ASSIGNMENT: In the entries below, every line that contains "title" must be located and copied.

(Items from a dataset)
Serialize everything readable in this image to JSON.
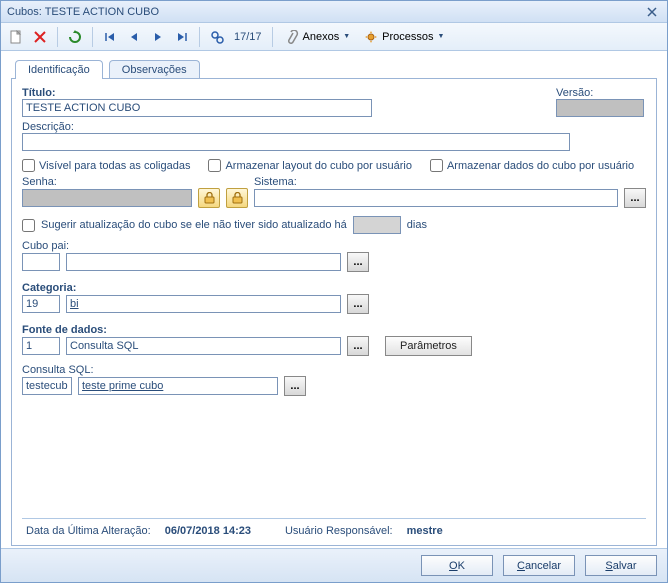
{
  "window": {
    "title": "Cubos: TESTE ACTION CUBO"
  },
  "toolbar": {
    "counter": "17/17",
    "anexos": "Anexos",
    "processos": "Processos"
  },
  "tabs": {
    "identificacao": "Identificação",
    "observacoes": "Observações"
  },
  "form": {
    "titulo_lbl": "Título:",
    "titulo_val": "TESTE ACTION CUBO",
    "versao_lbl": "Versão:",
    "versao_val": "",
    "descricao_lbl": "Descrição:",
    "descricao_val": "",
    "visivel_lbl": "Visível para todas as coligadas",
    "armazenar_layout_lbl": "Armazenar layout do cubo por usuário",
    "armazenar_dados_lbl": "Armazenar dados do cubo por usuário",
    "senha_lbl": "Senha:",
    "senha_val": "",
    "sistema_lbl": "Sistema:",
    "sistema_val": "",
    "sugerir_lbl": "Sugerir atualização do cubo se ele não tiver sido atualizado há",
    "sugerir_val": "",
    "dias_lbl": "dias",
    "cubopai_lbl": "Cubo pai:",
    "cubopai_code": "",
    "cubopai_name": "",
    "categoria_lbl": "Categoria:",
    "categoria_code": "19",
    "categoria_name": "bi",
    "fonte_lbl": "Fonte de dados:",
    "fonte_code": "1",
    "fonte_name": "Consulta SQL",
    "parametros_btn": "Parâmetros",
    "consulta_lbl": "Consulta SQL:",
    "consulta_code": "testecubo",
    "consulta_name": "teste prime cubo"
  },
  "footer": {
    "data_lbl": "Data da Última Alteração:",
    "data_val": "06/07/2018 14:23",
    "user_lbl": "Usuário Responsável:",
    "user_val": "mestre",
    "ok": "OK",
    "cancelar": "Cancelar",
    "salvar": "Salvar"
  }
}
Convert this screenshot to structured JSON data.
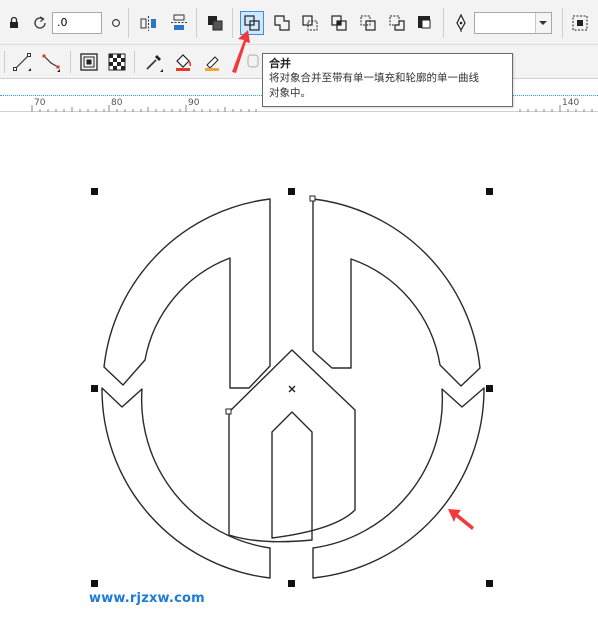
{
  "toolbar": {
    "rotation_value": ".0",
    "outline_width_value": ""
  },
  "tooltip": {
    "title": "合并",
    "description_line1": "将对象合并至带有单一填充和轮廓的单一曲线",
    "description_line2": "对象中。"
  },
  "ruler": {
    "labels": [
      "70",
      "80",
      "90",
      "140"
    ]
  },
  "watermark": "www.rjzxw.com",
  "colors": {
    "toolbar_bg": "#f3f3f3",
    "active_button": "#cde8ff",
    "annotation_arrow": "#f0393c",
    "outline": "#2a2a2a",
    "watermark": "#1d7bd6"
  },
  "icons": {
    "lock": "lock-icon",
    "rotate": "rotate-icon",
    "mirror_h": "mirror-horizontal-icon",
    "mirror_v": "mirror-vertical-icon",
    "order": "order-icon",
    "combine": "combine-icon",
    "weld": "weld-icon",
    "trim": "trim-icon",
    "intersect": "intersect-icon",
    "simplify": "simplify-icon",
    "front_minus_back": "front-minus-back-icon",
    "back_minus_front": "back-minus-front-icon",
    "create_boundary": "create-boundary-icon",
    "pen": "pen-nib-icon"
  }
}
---
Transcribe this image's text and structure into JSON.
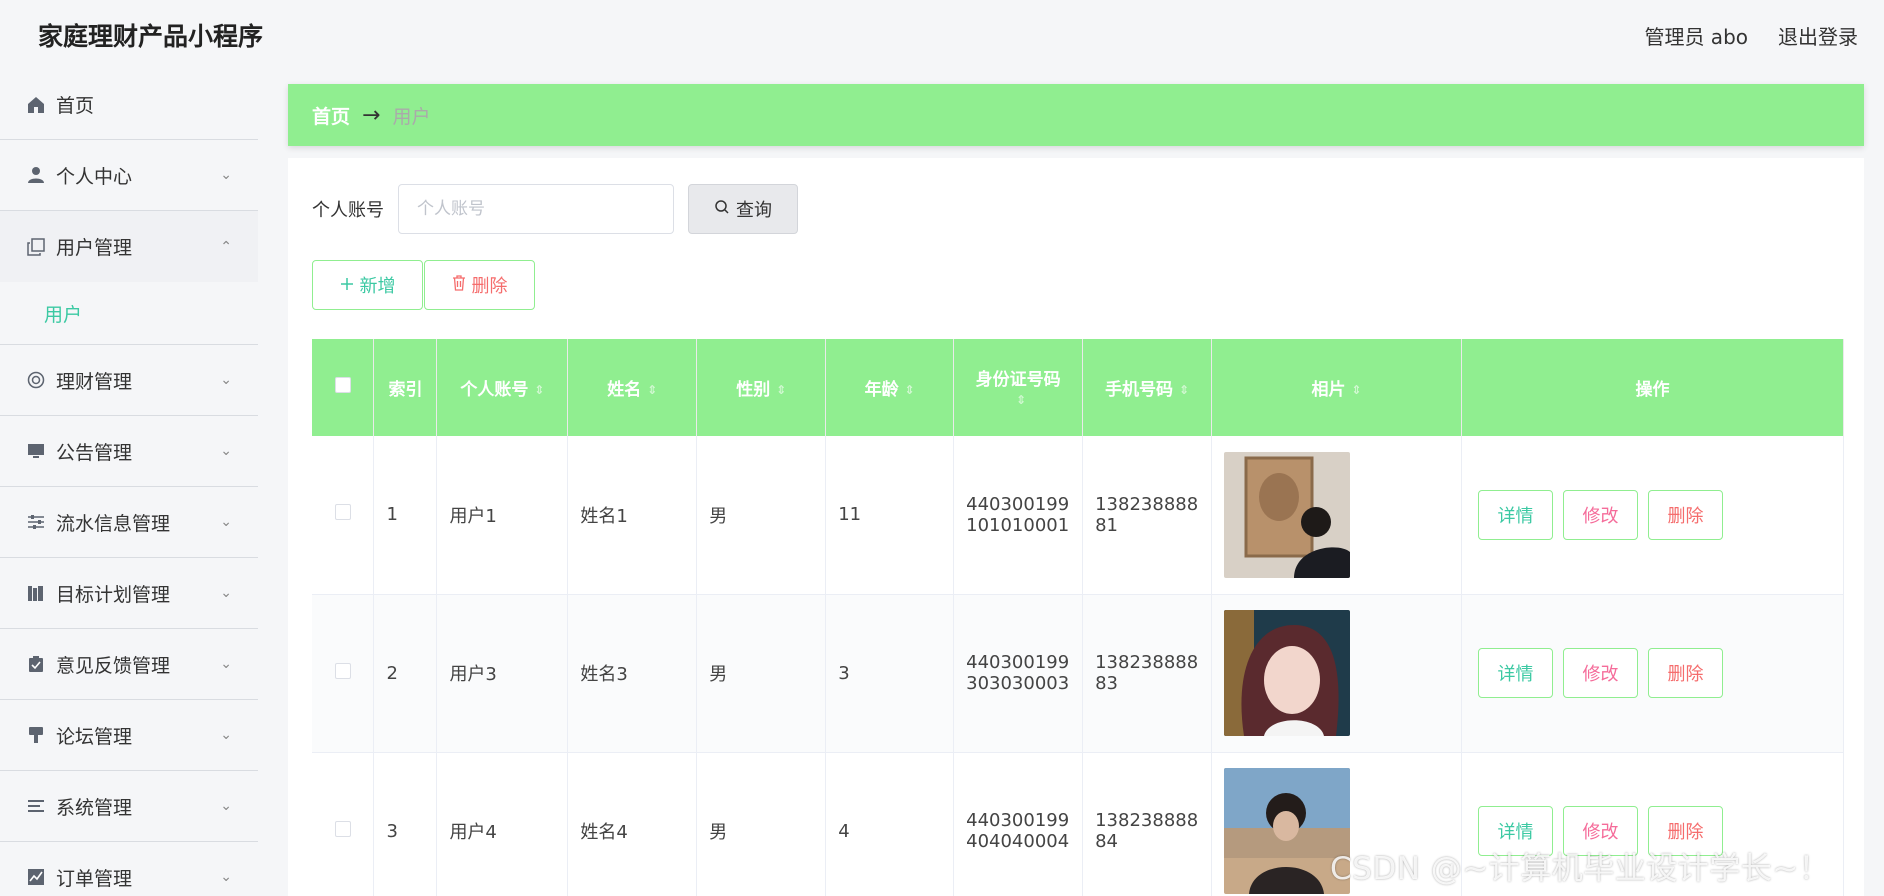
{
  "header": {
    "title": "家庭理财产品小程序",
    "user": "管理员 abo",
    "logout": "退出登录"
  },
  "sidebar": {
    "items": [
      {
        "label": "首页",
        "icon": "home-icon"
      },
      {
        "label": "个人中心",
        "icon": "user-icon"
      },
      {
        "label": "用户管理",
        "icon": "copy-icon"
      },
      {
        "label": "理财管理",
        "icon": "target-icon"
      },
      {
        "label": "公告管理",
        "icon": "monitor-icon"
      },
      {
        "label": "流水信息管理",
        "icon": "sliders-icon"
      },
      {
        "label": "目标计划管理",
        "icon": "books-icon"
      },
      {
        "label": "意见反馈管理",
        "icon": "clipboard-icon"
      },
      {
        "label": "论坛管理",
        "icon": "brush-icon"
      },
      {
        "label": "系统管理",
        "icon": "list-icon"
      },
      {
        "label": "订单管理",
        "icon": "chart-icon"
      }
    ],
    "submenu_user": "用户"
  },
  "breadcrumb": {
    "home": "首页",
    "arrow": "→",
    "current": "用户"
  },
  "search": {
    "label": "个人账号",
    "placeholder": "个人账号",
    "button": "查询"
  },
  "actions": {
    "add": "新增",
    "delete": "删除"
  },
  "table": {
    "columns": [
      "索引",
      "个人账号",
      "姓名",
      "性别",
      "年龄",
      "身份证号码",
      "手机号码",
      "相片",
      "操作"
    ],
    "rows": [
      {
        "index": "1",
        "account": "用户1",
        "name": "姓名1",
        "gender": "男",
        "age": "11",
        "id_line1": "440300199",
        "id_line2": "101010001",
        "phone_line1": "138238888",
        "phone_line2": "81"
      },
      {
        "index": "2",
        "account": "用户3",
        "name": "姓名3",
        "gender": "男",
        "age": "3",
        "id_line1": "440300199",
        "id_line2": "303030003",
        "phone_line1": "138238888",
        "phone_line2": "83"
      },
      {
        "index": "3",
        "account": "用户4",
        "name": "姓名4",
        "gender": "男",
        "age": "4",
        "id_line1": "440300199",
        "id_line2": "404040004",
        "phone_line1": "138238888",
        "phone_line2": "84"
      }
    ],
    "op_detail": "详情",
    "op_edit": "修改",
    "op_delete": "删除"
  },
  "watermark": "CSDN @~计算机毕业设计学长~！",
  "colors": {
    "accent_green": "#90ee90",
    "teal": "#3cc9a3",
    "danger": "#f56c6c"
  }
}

EXERCISE OUTPUT:
    "title": "Cubos: TESTE ACTION CUBO"
    "title": "合并",
    "title": "家庭理财产品小程序",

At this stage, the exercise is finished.